Ann was described as “the mother of the school.”
A 16-year-old boy has been given a life sentence after he admitted stabbing her seven times.
Harry was the only journalist invited into the school during the devastating aftermath.
He said: “It was a very personal. It got to me. There are times you get too involved in a story, too emotional in a story. But I was comfortable with that. For her funeral I was told I had two minutes for the coverage, but I thought, ‘no way’. When you deal with something as traumatic as that, how do you cope with covering that story and getting it right? The effect it had on the lives of so many people, the staff and the school has been incredible and this terrible tragedy is one that we must never forget.”
From his Royal Television Society win to his MBE in 2013, Harry advised wannabe hacks the best way to get the good stories is to be persistent.
He said: “I had been asking to go to Afghanistan for six years. The experience was incredible. You realise the colour of adrenaline. If you don’t ask for stories when they pop up then you won’t get them, be as persistent as you possibly can.”
The 64-year-old was keen to offer tips to prospective journalists at the event, he said: “You have to be able to do the soft news and the hard news equally well, otherwise you don’t survive.”
By Leah Waller

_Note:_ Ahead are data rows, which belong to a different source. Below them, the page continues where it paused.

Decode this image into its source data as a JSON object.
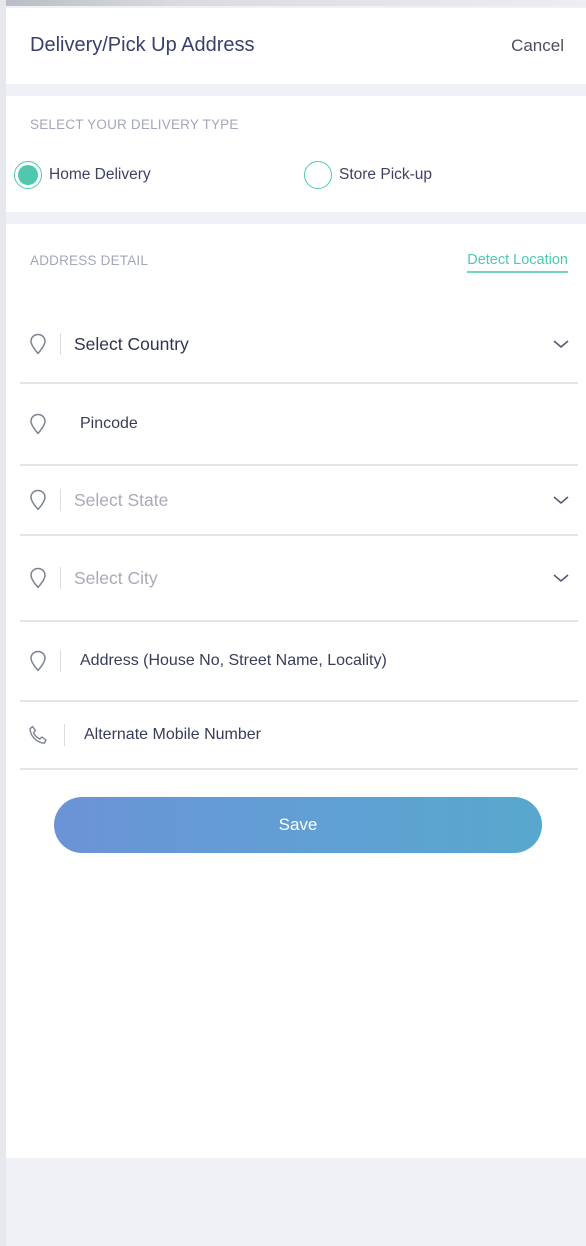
{
  "header": {
    "title": "Delivery/Pick Up Address",
    "cancel_label": "Cancel"
  },
  "delivery_type": {
    "section_label": "SELECT YOUR DELIVERY TYPE",
    "options": [
      {
        "label": "Home Delivery",
        "selected": true
      },
      {
        "label": "Store Pick-up",
        "selected": false
      }
    ]
  },
  "address": {
    "section_label": "ADDRESS DETAIL",
    "detect_label": "Detect Location",
    "fields": [
      {
        "text": "Select Country",
        "icon": "location-pin-icon",
        "dropdown": true,
        "state": "value"
      },
      {
        "text": "Pincode",
        "icon": "location-pin-icon",
        "dropdown": false,
        "state": "placeholder"
      },
      {
        "text": "Select State",
        "icon": "location-pin-icon",
        "dropdown": true,
        "state": "placeholder"
      },
      {
        "text": "Select City",
        "icon": "location-pin-icon",
        "dropdown": true,
        "state": "placeholder"
      },
      {
        "text": "Address (House No, Street Name, Locality)",
        "icon": "location-pin-icon",
        "dropdown": false,
        "state": "placeholder"
      },
      {
        "text": "Alternate Mobile Number",
        "icon": "phone-icon",
        "dropdown": false,
        "state": "placeholder"
      }
    ],
    "save_label": "Save"
  },
  "colors": {
    "accent": "#4fc9ae",
    "button_start": "#6b93d6",
    "button_end": "#58a7ce",
    "title": "#3a3f6b"
  }
}
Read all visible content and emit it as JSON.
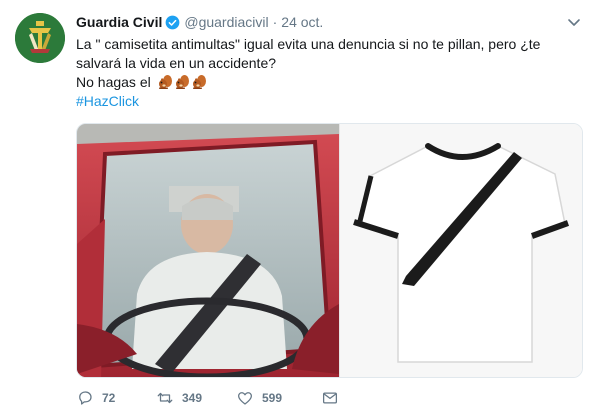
{
  "tweet": {
    "author_name": "Guardia Civil",
    "author_handle": "@guardiacivil",
    "separator": "·",
    "timestamp": "24 oct.",
    "text_line1": "La \" camisetita antimultas\" igual evita una denuncia si no te pillan, pero ¿te",
    "text_line2": "salvará la vida en un accidente?",
    "text_line3": "No hagas el",
    "emoji_name": "chipmunk-emoji",
    "emoji_count": 3,
    "hashtag": "#HazClick",
    "media": {
      "left_image": "driver-with-seatbelt-shirt-photo",
      "right_image": "white-tshirt-with-printed-seatbelt"
    }
  },
  "actions": {
    "reply": {
      "icon": "reply-icon",
      "count": "72"
    },
    "retweet": {
      "icon": "retweet-icon",
      "count": "349"
    },
    "like": {
      "icon": "heart-icon",
      "count": "599"
    },
    "message": {
      "icon": "envelope-icon"
    }
  },
  "colors": {
    "accent": "#1b95e0",
    "muted": "#657786",
    "verified": "#1da1f2",
    "avatar_bg": "#2c7a3a"
  }
}
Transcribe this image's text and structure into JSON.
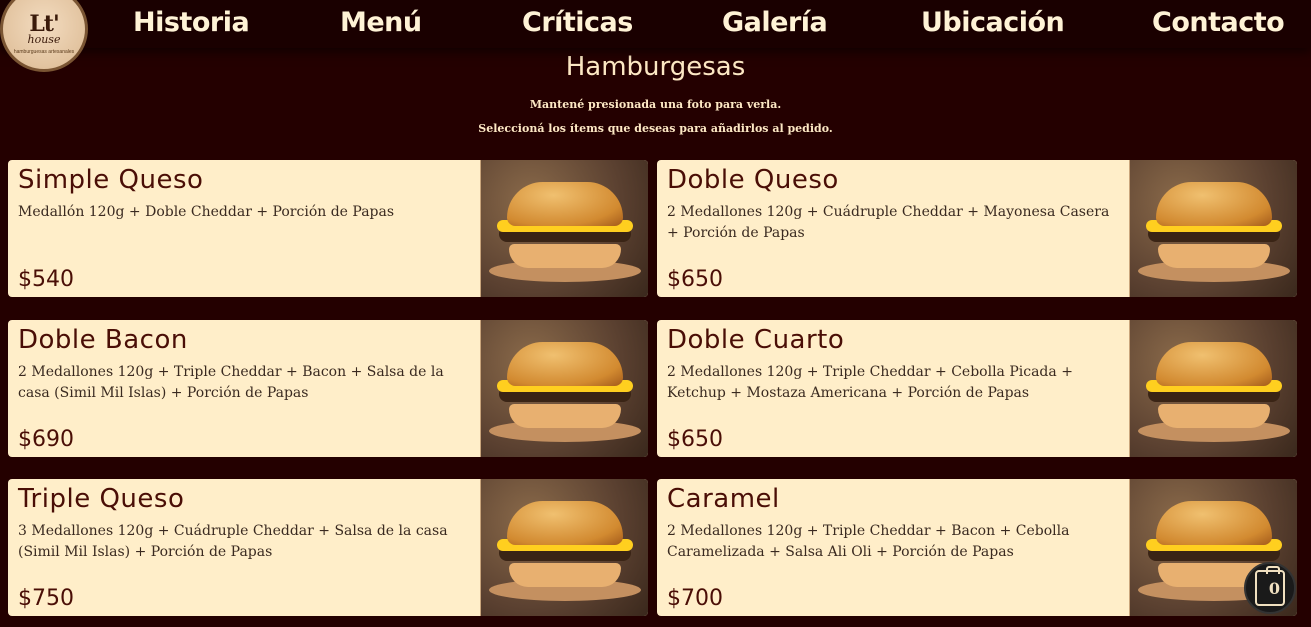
{
  "logo": {
    "main": "Lt'",
    "sub": "house",
    "tag": "hamburguesas artesanales"
  },
  "nav": [
    {
      "label": "Historia"
    },
    {
      "label": "Menú"
    },
    {
      "label": "Críticas"
    },
    {
      "label": "Galería"
    },
    {
      "label": "Ubicación"
    },
    {
      "label": "Contacto"
    }
  ],
  "section": {
    "title": "Hamburgesas",
    "hint1": "Mantené presionada una foto para verla.",
    "hint2": "Seleccioná los ítems que deseas para añadirlos al pedido."
  },
  "items": [
    {
      "name": "Simple Queso",
      "desc": "Medallón 120g + Doble Cheddar + Porción de Papas",
      "price": "$540"
    },
    {
      "name": "Doble Queso",
      "desc": "2 Medallones 120g + Cuádruple Cheddar + Mayonesa Casera + Porción de Papas",
      "price": "$650"
    },
    {
      "name": "Doble Bacon",
      "desc": "2 Medallones 120g + Triple Cheddar + Bacon + Salsa de la casa (Simil Mil Islas) + Porción de Papas",
      "price": "$690"
    },
    {
      "name": "Doble Cuarto",
      "desc": "2 Medallones 120g + Triple Cheddar + Cebolla Picada + Ketchup + Mostaza Americana + Porción de Papas",
      "price": "$650"
    },
    {
      "name": "Triple Queso",
      "desc": "3 Medallones 120g + Cuádruple Cheddar + Salsa de la casa (Simil Mil Islas) + Porción de Papas",
      "price": "$750"
    },
    {
      "name": "Caramel",
      "desc": "2 Medallones 120g + Triple Cheddar + Bacon + Cebolla Caramelizada + Salsa Ali Oli + Porción de Papas",
      "price": "$700"
    }
  ],
  "order": {
    "count": "0",
    "icon": "clipboard-icon"
  },
  "colors": {
    "background": "#240000",
    "card": "#ffeec9",
    "accent": "#4a0e06",
    "nav_text": "#fff3d6"
  }
}
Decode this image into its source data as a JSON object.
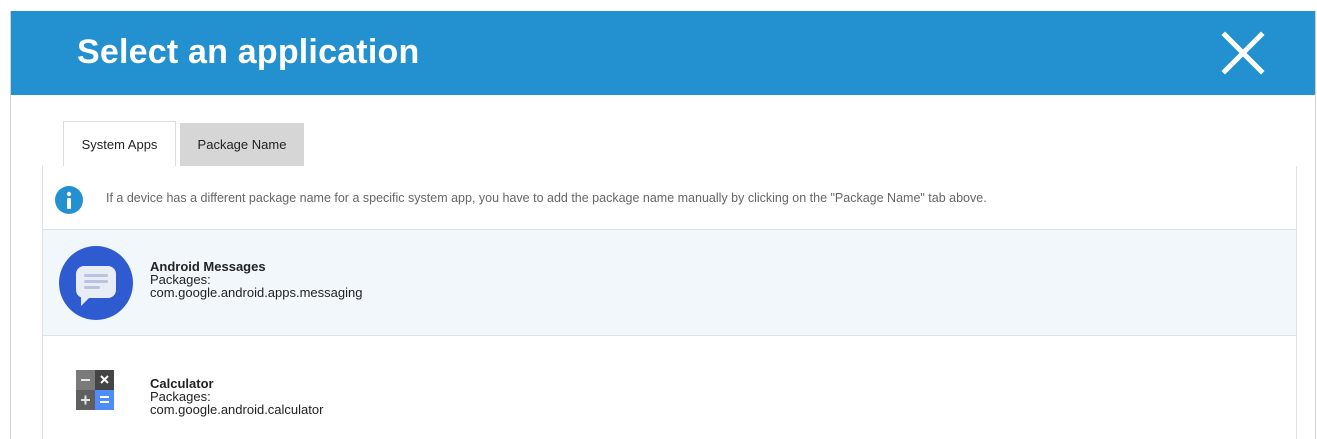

Originally from Cornwall, I studied a Journalism degree at Coventry University before moving to Leeds for post graduate studies.Sports journalism is my preferred area, with football being my favorite topic. I currently blog for Sky’s TEAMtalk where you can find me ranting about my beloved Leeds United, with the occasional delirious playoff aspiration chucked in. In my teenage years I presented for an online radio station, which I thoroughly enjoyed, but my career goals lean more towards TV now where I would like to be a sports reporter.